First off, we’re honored that you’ve arrived at Twitch and are interested in streaming. We believe that you’re in the best position to determine, in light of any agreements you have entered, if you have the necessary rights to include your own music in the content on your channel. Our Music Guidelines provide additional guidance about how you may and may not use music on Twitch, depending on the terms of your licenses.

For more tips on streaming music on Twitch, check out our guide here .

What if I pay a monthly subscription fee to a company to enjoy copyrighted works, like a music or TV/film streaming service? 
It depends on what rights the company gives you as part of the subscription service – services may give subscribers a license to enjoy copyrighted works for their personal enjoyment but not to share those works with others. You should review the subscription terms to see if you’re allowed to share those copyrighted works on services like Twitch. 

Do I need to worry about a DMCA notification if the artist has given public approval to use their music?
It’s possible for an artist to say they’re giving you a license or other approval to use their music when they don’t actually have the authority to do so. This could happen because another party – for example, a record label or a music publisher – controls the rights to the music that the artist performed. If an artist has given the public authorization to use their music and you receive a DMCA notification for that music, you can consider contacting the artist or claimant and asking if they can retract their notification.

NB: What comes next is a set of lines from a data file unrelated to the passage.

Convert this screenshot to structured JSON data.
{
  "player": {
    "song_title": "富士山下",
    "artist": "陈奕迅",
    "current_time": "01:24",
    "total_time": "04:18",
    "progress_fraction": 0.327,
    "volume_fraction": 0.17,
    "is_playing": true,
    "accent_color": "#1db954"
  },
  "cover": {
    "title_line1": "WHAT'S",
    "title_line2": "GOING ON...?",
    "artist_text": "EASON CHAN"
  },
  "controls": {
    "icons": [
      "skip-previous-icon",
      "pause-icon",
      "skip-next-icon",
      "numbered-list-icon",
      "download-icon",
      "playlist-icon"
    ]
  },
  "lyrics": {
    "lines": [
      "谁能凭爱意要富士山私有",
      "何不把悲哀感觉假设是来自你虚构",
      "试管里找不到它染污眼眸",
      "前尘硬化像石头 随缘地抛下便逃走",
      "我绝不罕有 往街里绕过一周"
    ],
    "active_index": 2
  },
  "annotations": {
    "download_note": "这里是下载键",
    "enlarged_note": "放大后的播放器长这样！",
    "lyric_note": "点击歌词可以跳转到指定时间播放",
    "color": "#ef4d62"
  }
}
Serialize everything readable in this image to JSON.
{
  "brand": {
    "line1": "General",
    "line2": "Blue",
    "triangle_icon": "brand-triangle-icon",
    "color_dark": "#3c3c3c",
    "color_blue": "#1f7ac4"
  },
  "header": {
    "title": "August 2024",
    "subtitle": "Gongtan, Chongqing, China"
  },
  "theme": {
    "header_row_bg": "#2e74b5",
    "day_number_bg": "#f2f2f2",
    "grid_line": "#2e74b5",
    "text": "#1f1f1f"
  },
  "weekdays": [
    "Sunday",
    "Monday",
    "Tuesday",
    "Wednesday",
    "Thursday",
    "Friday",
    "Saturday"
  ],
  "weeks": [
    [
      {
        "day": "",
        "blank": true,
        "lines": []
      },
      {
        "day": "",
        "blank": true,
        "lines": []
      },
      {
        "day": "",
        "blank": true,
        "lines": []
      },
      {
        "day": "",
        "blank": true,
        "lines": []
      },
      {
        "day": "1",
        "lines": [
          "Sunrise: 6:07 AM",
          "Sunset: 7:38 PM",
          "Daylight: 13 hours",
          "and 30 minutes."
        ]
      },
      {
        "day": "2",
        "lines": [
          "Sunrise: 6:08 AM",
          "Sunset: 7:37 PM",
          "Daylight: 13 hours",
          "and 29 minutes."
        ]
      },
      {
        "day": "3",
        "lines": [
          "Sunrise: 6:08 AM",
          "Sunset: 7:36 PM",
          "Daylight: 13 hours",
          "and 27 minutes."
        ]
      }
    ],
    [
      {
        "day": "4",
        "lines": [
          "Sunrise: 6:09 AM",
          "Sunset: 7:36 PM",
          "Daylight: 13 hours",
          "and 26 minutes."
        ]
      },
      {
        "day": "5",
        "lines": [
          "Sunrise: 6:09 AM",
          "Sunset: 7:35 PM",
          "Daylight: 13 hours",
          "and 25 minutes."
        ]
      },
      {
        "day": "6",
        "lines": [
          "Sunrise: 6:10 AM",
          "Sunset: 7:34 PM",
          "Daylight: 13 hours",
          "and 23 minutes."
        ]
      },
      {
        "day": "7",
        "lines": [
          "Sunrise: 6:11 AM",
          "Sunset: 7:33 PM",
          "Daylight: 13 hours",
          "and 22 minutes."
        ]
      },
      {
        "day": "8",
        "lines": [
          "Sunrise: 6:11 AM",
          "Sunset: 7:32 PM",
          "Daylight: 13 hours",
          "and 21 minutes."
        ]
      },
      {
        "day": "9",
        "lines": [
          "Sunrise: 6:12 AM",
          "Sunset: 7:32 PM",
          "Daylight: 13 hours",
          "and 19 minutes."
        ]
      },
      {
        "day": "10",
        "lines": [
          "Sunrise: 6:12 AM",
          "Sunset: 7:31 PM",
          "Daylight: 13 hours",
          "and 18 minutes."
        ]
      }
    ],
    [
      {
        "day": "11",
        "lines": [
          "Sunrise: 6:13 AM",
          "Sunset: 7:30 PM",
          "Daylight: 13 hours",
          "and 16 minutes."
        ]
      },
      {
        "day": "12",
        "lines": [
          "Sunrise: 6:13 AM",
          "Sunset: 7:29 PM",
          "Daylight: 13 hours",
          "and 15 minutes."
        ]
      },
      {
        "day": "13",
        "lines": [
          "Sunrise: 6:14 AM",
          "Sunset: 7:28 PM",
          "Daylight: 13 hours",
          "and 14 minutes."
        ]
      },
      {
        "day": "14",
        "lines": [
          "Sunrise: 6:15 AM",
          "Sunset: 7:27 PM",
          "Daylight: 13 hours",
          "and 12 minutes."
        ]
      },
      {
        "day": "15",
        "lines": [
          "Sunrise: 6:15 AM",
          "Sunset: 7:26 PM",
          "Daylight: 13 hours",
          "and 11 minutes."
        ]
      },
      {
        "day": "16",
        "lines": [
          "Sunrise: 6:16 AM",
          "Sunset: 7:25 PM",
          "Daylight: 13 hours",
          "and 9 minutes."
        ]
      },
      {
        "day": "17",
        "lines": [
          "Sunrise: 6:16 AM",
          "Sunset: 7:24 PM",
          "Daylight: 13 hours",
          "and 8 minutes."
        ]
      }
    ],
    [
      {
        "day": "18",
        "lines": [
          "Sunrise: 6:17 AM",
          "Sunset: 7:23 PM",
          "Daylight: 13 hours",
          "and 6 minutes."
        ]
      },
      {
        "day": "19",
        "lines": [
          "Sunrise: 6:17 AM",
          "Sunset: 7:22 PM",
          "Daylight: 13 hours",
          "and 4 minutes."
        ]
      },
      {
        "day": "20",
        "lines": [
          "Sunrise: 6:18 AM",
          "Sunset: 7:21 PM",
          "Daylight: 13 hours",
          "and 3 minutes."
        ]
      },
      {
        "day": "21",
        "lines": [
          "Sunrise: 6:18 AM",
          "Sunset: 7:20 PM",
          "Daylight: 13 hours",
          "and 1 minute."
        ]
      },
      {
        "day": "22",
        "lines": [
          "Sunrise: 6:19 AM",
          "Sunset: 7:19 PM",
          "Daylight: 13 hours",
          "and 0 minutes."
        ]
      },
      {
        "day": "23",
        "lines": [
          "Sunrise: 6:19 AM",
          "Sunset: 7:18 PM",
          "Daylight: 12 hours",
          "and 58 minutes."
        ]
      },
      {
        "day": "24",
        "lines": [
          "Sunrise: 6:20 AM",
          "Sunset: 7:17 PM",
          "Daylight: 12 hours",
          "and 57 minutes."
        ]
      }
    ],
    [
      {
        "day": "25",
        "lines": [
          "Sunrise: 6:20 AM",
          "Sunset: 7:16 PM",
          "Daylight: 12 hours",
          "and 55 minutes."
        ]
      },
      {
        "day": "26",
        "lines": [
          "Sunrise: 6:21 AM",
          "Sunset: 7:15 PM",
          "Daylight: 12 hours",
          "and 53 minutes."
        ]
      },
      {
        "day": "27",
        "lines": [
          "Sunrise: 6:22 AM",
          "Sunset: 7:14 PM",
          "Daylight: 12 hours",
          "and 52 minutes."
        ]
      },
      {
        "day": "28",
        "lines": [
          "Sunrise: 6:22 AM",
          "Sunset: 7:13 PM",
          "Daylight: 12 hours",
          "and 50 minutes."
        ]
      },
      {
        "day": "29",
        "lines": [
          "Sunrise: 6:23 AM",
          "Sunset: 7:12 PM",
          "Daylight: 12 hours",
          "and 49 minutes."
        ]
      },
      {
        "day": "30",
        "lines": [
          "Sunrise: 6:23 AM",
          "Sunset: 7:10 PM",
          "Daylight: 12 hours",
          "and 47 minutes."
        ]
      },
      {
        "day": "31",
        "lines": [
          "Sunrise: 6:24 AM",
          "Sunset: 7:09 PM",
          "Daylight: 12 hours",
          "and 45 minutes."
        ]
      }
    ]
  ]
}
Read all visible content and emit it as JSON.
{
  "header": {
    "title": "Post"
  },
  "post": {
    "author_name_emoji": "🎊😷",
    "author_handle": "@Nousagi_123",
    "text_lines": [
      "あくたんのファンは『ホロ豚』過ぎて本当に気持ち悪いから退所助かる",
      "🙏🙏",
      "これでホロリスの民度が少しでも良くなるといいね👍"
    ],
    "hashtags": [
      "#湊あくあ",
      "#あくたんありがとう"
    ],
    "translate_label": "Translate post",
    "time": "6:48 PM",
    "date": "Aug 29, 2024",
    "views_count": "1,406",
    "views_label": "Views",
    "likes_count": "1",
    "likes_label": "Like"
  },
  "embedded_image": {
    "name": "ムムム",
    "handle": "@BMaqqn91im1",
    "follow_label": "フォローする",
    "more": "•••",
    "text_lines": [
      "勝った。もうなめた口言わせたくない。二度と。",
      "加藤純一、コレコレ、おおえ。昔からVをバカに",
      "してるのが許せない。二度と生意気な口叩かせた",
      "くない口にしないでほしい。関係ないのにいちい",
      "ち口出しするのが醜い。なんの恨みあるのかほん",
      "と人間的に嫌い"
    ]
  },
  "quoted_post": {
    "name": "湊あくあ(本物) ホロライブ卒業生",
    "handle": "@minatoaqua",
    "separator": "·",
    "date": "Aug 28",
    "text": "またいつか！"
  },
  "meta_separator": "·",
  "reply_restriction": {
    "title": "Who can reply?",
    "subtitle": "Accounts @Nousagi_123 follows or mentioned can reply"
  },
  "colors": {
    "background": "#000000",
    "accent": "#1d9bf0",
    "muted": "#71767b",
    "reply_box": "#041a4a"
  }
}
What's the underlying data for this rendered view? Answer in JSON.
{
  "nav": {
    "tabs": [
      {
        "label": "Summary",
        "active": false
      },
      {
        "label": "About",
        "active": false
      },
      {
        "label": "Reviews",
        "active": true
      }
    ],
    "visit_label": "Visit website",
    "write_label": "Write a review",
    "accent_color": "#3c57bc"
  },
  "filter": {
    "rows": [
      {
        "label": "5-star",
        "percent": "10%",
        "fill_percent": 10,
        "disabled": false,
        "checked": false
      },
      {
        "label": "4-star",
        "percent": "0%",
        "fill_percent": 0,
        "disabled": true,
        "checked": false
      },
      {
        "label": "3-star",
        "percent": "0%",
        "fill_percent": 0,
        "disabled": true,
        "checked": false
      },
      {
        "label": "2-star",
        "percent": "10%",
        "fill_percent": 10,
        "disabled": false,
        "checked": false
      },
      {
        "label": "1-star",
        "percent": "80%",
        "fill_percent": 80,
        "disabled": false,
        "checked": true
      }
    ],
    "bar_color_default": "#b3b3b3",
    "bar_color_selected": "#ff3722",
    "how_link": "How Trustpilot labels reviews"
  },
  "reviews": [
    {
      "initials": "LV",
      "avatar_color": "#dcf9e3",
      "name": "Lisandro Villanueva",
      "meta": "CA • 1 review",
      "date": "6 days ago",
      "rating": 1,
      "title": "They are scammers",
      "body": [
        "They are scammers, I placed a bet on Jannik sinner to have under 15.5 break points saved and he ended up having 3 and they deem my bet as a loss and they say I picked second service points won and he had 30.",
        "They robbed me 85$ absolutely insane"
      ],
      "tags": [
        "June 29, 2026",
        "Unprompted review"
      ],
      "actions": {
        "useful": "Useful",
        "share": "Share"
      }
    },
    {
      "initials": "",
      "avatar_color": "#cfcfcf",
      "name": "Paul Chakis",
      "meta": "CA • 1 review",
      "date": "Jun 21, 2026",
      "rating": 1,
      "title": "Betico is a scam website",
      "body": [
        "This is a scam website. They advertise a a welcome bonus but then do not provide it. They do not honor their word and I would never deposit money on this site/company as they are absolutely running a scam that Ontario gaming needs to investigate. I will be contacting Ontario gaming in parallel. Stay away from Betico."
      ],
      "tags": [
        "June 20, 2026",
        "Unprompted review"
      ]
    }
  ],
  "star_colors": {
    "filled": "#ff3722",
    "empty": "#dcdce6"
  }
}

I received a DMCA notification for copyrighted music used in approved Bits extensions. What should I do?
Extensions are tools that can be used in a variety of ways, including ways that involve the use of music or other copyrighted material. Even when you’re using an Extension, you are responsible for ensuring you have the necessary rights to any music used in content shared on your channel.